Glyn Lyn Bridge - Milepost 323.4

Sponsored by the Town of Glen Lyn

Greg Elam Collection
Vintage newspaper stories date the completion of the last piece of Virginian railroad as being at the west end of New River Bridge at Glen Lyn, Va. on January 23, 1909. The author of one newspaper story reported that the weather was “so cold an Eskimo would freeze.” The bridge was 2155 feet long and about 130 feet above the New River, depending on the water level.
Steve Summers Picture
Local tradition has it that in 1908, as concrete was being poured into the forms for the bridge piers, a worker fell to his death in the wet concrete of the pier second from the west end.  His body was never recovered.

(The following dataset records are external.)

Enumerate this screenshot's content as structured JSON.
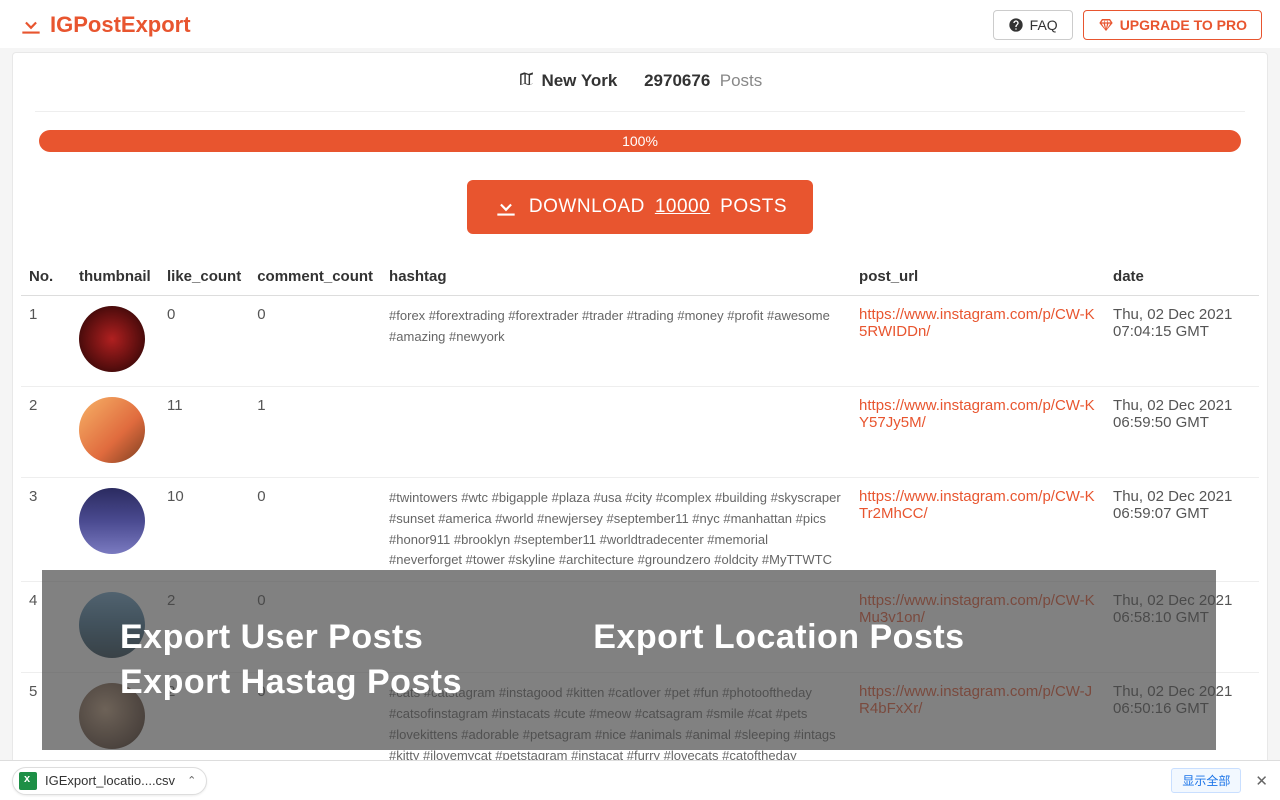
{
  "brand": "IGPostExport",
  "header": {
    "faq_label": "FAQ",
    "upgrade_label": "UPGRADE TO PRO"
  },
  "summary": {
    "location": "New York",
    "count": "2970676",
    "posts_label": "Posts"
  },
  "progress": {
    "percent_label": "100%"
  },
  "download": {
    "prefix": "DOWNLOAD",
    "count": "10000",
    "suffix": "POSTS"
  },
  "table": {
    "headers": {
      "no": "No.",
      "thumbnail": "thumbnail",
      "like_count": "like_count",
      "comment_count": "comment_count",
      "hashtag": "hashtag",
      "post_url": "post_url",
      "date": "date"
    },
    "rows": [
      {
        "no": "1",
        "like_count": "0",
        "comment_count": "0",
        "hashtag": "#forex #forextrading #forextrader #trader #trading #money #profit #awesome #amazing #newyork",
        "post_url": "https://www.instagram.com/p/CW-K5RWIDDn/",
        "date": "Thu, 02 Dec 2021 07:04:15 GMT",
        "thumb_class": "t1"
      },
      {
        "no": "2",
        "like_count": "11",
        "comment_count": "1",
        "hashtag": "",
        "post_url": "https://www.instagram.com/p/CW-KY57Jy5M/",
        "date": "Thu, 02 Dec 2021 06:59:50 GMT",
        "thumb_class": "t2"
      },
      {
        "no": "3",
        "like_count": "10",
        "comment_count": "0",
        "hashtag": "#twintowers #wtc #bigapple #plaza #usa #city #complex #building #skyscraper #sunset #america #world #newjersey #september11 #nyc #manhattan #pics #honor911 #brooklyn #september11 #worldtradecenter #memorial #neverforget #tower #skyline #architecture #groundzero #oldcity #MyTTWTC",
        "post_url": "https://www.instagram.com/p/CW-KTr2MhCC/",
        "date": "Thu, 02 Dec 2021 06:59:07 GMT",
        "thumb_class": "t3"
      },
      {
        "no": "4",
        "like_count": "2",
        "comment_count": "0",
        "hashtag": "",
        "post_url": "https://www.instagram.com/p/CW-KMu3v1on/",
        "date": "Thu, 02 Dec 2021 06:58:10 GMT",
        "thumb_class": "t4"
      },
      {
        "no": "5",
        "like_count": "2",
        "comment_count": "0",
        "hashtag": "#cats #catstagram #instagood #kitten #catlover #pet #fun #photooftheday #catsofinstagram #instacats #cute #meow #catsagram #smile #cat #pets #lovekittens #adorable #petsagram #nice #animals #animal #sleeping #intags #kitty #ilovemycat #petstagram #instacat #furry #lovecats #catoftheday",
        "post_url": "https://www.instagram.com/p/CW-JR4bFxXr/",
        "date": "Thu, 02 Dec 2021 06:50:16 GMT",
        "thumb_class": "t5"
      }
    ]
  },
  "overlay": {
    "user": "Export User Posts",
    "location": "Export Location Posts",
    "hashtag": "Export Hastag Posts"
  },
  "dlbar": {
    "filename": "IGExport_locatio....csv",
    "showall": "显示全部"
  }
}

In 1972, after the merger with Norfolk & Western on December 1, 1959, N&W took this area out of service and sold a section of the Virginian right of way to the Virginia Highway Department for a new eastbound lane for route 460.

On January 23, 2009, about a dozen hearty Virginian fans and historians gathered at Princeton and Glen Lyn to observe the centennial of the completion of the railroad. And on that date in 2009, the weather duplicated the conditions of 1909!

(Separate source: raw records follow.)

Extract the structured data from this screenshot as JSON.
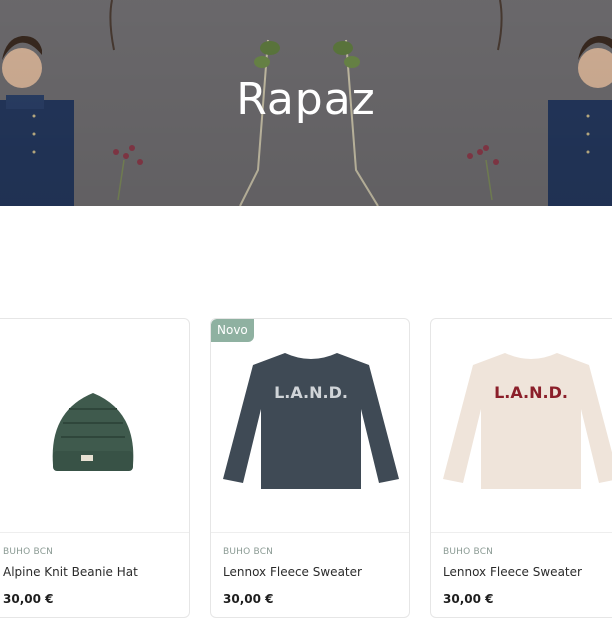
{
  "hero": {
    "title": "Rapaz"
  },
  "products": [
    {
      "badge": "",
      "brand": "BUHO BCN",
      "name": "Alpine Knit Beanie Hat",
      "price": "30,00 €",
      "image_icon": "green-beanie-image",
      "color": "#3f5a4d"
    },
    {
      "badge": "Novo",
      "brand": "BUHO BCN",
      "name": "Lennox Fleece Sweater",
      "price": "30,00 €",
      "image_icon": "navy-sweater-image",
      "color": "#3f4a55",
      "print_text": "L.A.N.D."
    },
    {
      "badge": "",
      "brand": "BUHO BCN",
      "name": "Lennox Fleece Sweater",
      "price": "30,00 €",
      "image_icon": "cream-sweater-image",
      "color": "#efe4da",
      "print_text": "L.A.N.D."
    }
  ],
  "colors": {
    "badge": "#8fb1a1",
    "hero_overlay": "#6f6d70"
  }
}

Princeton, WV - Milepost 340.2

Sponsored by Princeton Railroad Museum
Delbert WHitlow Picture
Kurt Reisweber Collection

The Princeton, WV station, built in 1912, was one of only two, two-story stations constructed on the Virginian. The other was at Victoria, milepost 119.7, and both housed division offices upstairs. This vintage, hand colored post card shows the side often seen by the public as they approached the station to meet a passenger train. N&W demolished the original building in 1979.
The City of Princeton built a replica station in 2006, while developing the adjacent neighborhood into an historical center. The structure, although not painted in authentic Virginian colors, houses an excellent collection of Virginian artifacts with meeting rooms for social functions. The hours vary so calling is suggested. 304.487.5060. It is located on the site of the original station, 99 Mercer Street. The original freight house is next door.

 Matoaka, WV- Milepost 356.2

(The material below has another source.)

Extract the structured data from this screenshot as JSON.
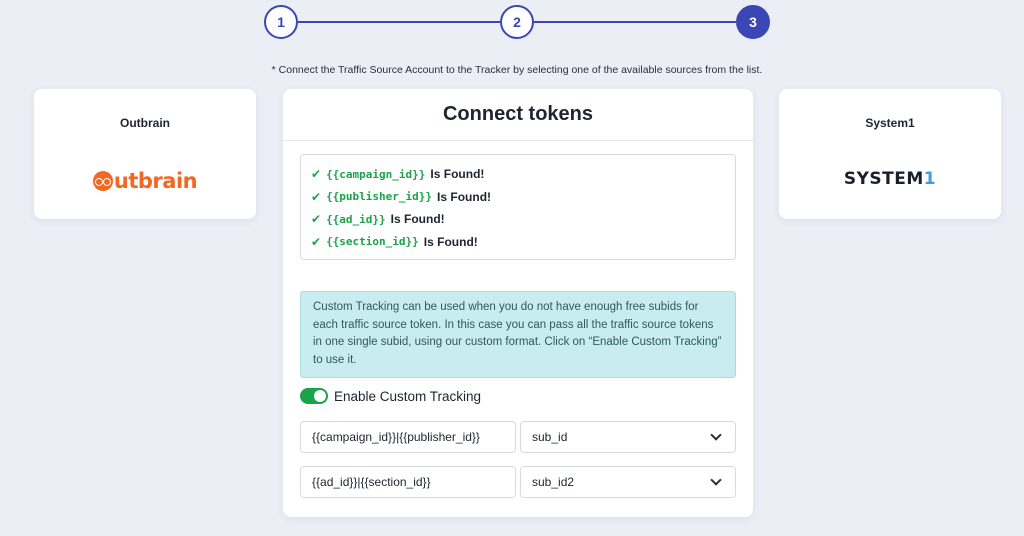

Elmore Yard - Milepost 374.7

Approaching Elmore from Princeton on route 10, be alert for several often photographed locations along the way. As crossing a large concrete bridge, be aware of the NS railroad facilities below. The old Virginian mainline from Princeton curves in from the east while the Guyandotte River branch passes under the bridge.  Virginian’s steam engine servicing facilities were in the area to the east of the north end of the bridge.  Turn right onto route 16  to reach Mullens.
Tom Marshall Picture
In the recent picture above, the NS locomotive is passing form the westbound mainline onto the Guyandotte River branch to the left. All three legs of a wye are visible in this picture with the westbound mainline being behind the brick railroad office structure. The track with standing camp cars is the leg connecting the eastbound mainline to the Guyandotte River branch. The two miles long Elmore Yard is in the narrow river valley in the top center